      "address": "880 Holmes Lane",
      "employer": "Pyrami",
      "email": "amberduke@pyrami.com",
      "city": "Brogan",
      "state": "IL"

    "put": "id:bank:_doc::1",

    "fields": {
      "account_number": 1,
      "balance": 39225,
      "firstname": "Amber",
      "lastname": "Duke",
      "age": 32,
      "gender": "M",
      "address": "880 Holmes Lane",
      "employer": "Pyrami",
      "email": "amberduke@pyrami.com",
      "city": "Brogan",
      "state": "IL"

The ID field id:bank:_doc::1 is composed of:

  • namespace: bank
  • document type: _doc
  • id: 1

Use namespaces for data management (normally not needed, hard code one for now). Namespace is not used in the query API - query routing is per document type. A document type has a schema and Vespa queries all document types by default. Read more in Documents and Schemas.

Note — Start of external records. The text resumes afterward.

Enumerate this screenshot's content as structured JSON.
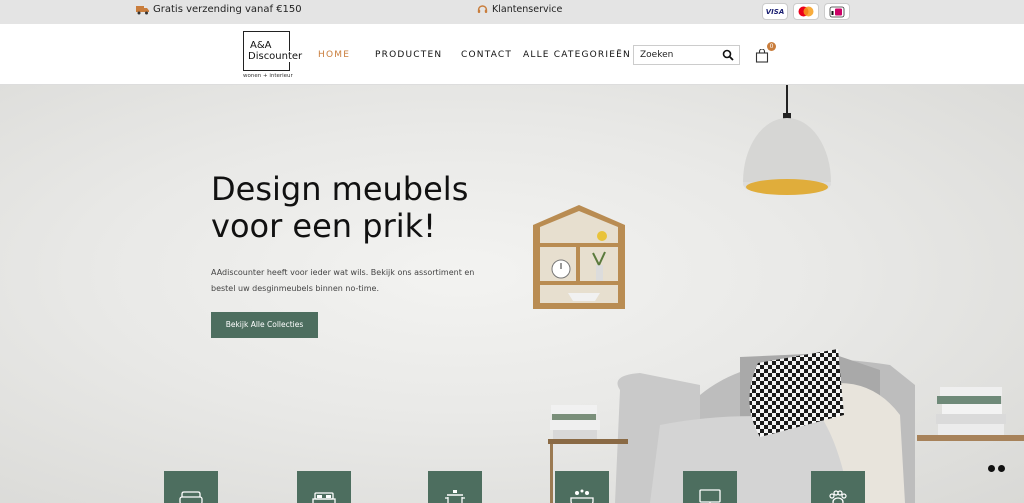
{
  "topbar": {
    "shipping_text": "Gratis verzending vanaf €150",
    "service_text": "Klantenservice",
    "payments": [
      "visa",
      "mastercard",
      "ideal"
    ],
    "visa_label": "VISA"
  },
  "logo": {
    "line1": "A&A",
    "line2": "Discounter",
    "tagline": "wonen + interieur"
  },
  "nav": {
    "items": [
      {
        "label": "HOME",
        "active": true
      },
      {
        "label": "PRODUCTEN",
        "active": false
      },
      {
        "label": "CONTACT",
        "active": false
      },
      {
        "label": "ALLE CATEGORIEËN",
        "active": false
      }
    ]
  },
  "search": {
    "placeholder": "Zoeken"
  },
  "cart": {
    "count": "0"
  },
  "hero": {
    "title": "Design meubels voor een prik!",
    "subtitle": "AAdiscounter heeft voor ieder wat wils. Bekijk ons assortiment en bestel uw desginmeubels binnen no-time.",
    "cta_label": "Bekijk Alle Collecties"
  },
  "categories": [
    {
      "icon": "sofa-icon"
    },
    {
      "icon": "bed-icon"
    },
    {
      "icon": "cooking-pot-icon"
    },
    {
      "icon": "bathtub-icon"
    },
    {
      "icon": "monitor-icon"
    },
    {
      "icon": "paw-icon"
    }
  ],
  "colors": {
    "accent": "#c97d3c",
    "brand_green": "#4d6e5f",
    "lamp_yellow": "#e0ad3b"
  }
}
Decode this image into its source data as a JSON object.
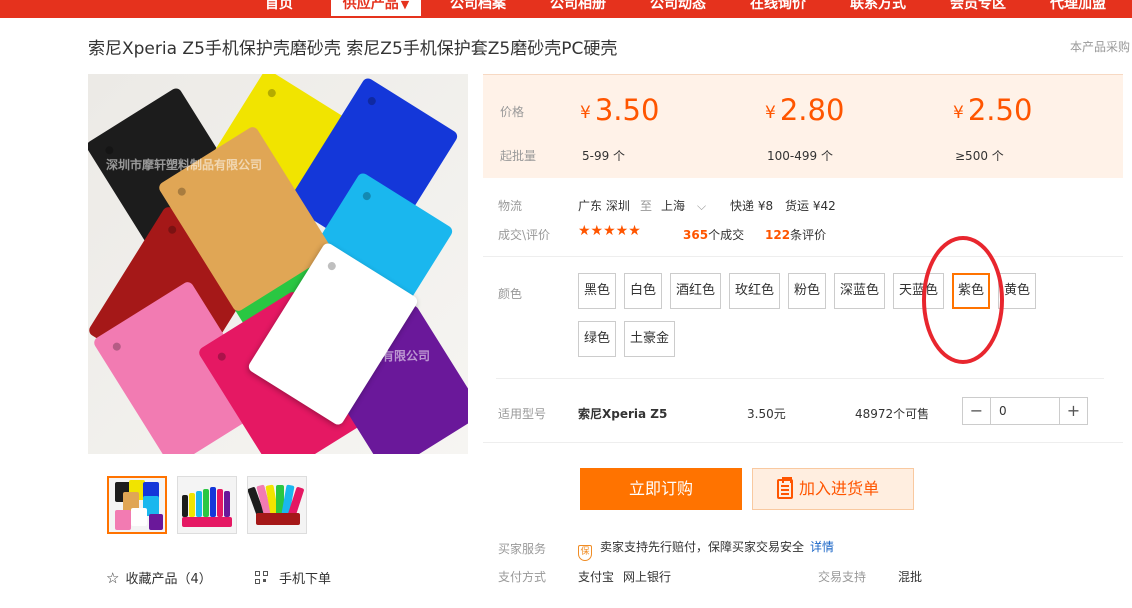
{
  "nav": {
    "items": [
      {
        "label": "首页"
      },
      {
        "label": "供应产品"
      },
      {
        "label": "公司档案"
      },
      {
        "label": "公司相册"
      },
      {
        "label": "公司动态"
      },
      {
        "label": "在线询价"
      },
      {
        "label": "联系方式"
      },
      {
        "label": "会员专区"
      },
      {
        "label": "代理加盟"
      }
    ],
    "caret": "▼"
  },
  "product": {
    "title": "索尼Xperia Z5手机保护壳磨砂壳 索尼Z5手机保护套Z5磨砂壳PC硬壳",
    "purchase_link": "本产品采购",
    "watermark": "深圳市摩轩塑料制品有限公司"
  },
  "prices": {
    "price_label": "价格",
    "moq_label": "起批量",
    "currency": "¥",
    "tiers": [
      {
        "price": "3.50",
        "qty": "5-99 个"
      },
      {
        "price": "2.80",
        "qty": "100-499 个"
      },
      {
        "price": "2.50",
        "qty": "≥500 个"
      }
    ]
  },
  "logistics": {
    "label": "物流",
    "from": "广东 深圳",
    "to_word": "至",
    "to": "上海",
    "express": "快递 ¥8",
    "freight": "货运 ¥42"
  },
  "reviews": {
    "label": "成交\\评价",
    "stars": "★★★★★",
    "deals_count": "365",
    "deals_text": "个成交",
    "review_count": "122",
    "review_text": "条评价"
  },
  "colors": {
    "label": "颜色",
    "options": [
      "黑色",
      "白色",
      "酒红色",
      "玫红色",
      "粉色",
      "深蓝色",
      "天蓝色",
      "紫色",
      "黄色",
      "绿色",
      "土豪金"
    ],
    "selected": "紫色"
  },
  "model": {
    "label": "适用型号",
    "name": "索尼Xperia Z5",
    "price": "3.50元",
    "stock": "48972个可售",
    "quantity": "0",
    "minus": "−",
    "plus": "+"
  },
  "actions": {
    "order": "立即订购",
    "cart": "加入进货单"
  },
  "service": {
    "label": "买家服务",
    "icon_text": "保",
    "text": "卖家支持先行赔付，保障买家交易安全",
    "detail": "详情"
  },
  "payment": {
    "label": "支付方式",
    "methods": [
      "支付宝",
      "网上银行"
    ],
    "trade_label": "交易支持",
    "trade_value": "混批"
  },
  "gallery": {
    "favorite": "收藏产品（4）",
    "mobile_order": "手机下单"
  },
  "colors_hex": {
    "brand_red": "#e5321d",
    "accent_orange": "#ff7300",
    "price_orange": "#ff5500",
    "circle_red": "#e8262e"
  }
}
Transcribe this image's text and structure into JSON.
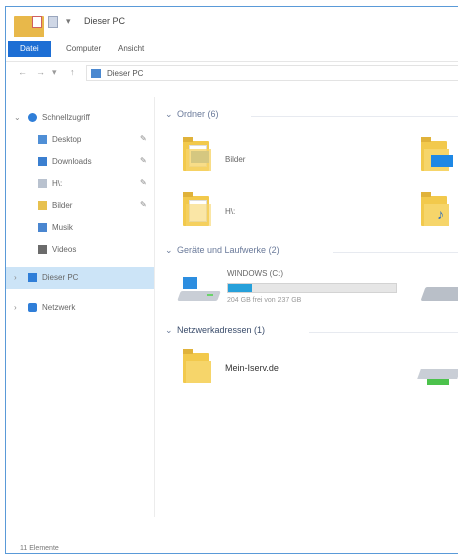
{
  "window": {
    "title": "Dieser PC"
  },
  "ribbon": {
    "tabs": [
      "Datei",
      "Computer",
      "Ansicht"
    ]
  },
  "address": {
    "path": "Dieser PC"
  },
  "sidebar": {
    "items": [
      {
        "label": "Schnellzugriff",
        "icon": "star-icon"
      },
      {
        "label": "Desktop",
        "icon": "desktop-icon"
      },
      {
        "label": "Downloads",
        "icon": "download-icon"
      },
      {
        "label": "H\\:",
        "icon": "drive-icon"
      },
      {
        "label": "Bilder",
        "icon": "pictures-icon"
      },
      {
        "label": "Musik",
        "icon": "music-icon"
      },
      {
        "label": "Videos",
        "icon": "video-icon"
      },
      {
        "label": "Dieser PC",
        "icon": "pc-icon"
      },
      {
        "label": "Netzwerk",
        "icon": "network-icon"
      }
    ]
  },
  "main": {
    "groups": [
      {
        "label": "Ordner",
        "count": "(6)"
      },
      {
        "label": "Geräte und Laufwerke",
        "count": "(2)"
      },
      {
        "label": "Netzwerkadressen",
        "count": "(1)"
      }
    ],
    "folders": [
      "Bilder",
      "H\\:"
    ],
    "drive": {
      "name": "WINDOWS (C:)",
      "usage_text": "204 GB frei von 237 GB",
      "used_fraction": 0.14
    },
    "network_location": "Mein-Iserv.de"
  },
  "status": {
    "text": "11 Elemente"
  },
  "colors": {
    "accent": "#1d6ed4",
    "selection": "#cce4f7",
    "progress": "#26a0da"
  }
}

All document types are stored in the same content cluster by default. Many applications have only one document type. Read more in Multiple Schemas.

The Schema is the key Vespa configuration file - here, field types are configured, and ranking expression defined. The ranking expression is the computation over the corpus when running a query. The default is Text Search (example ...where firstname contains "amber" above), but the ranking expression can be any mathematical expression. Read more in Ranking.

The schema (found in _doc.sd) also has indexing settings, example:

search _doc {
    document _doc {
        field account_number type long {
            indexing: summary | attribute
        field address type string {
            indexing: summary | index

Read more in Indexing.


The Vespa docker image used in this guide is the same as used in production serving instances. It is the full Vespa application running, with all features. Read more about Vespa components in the Overview.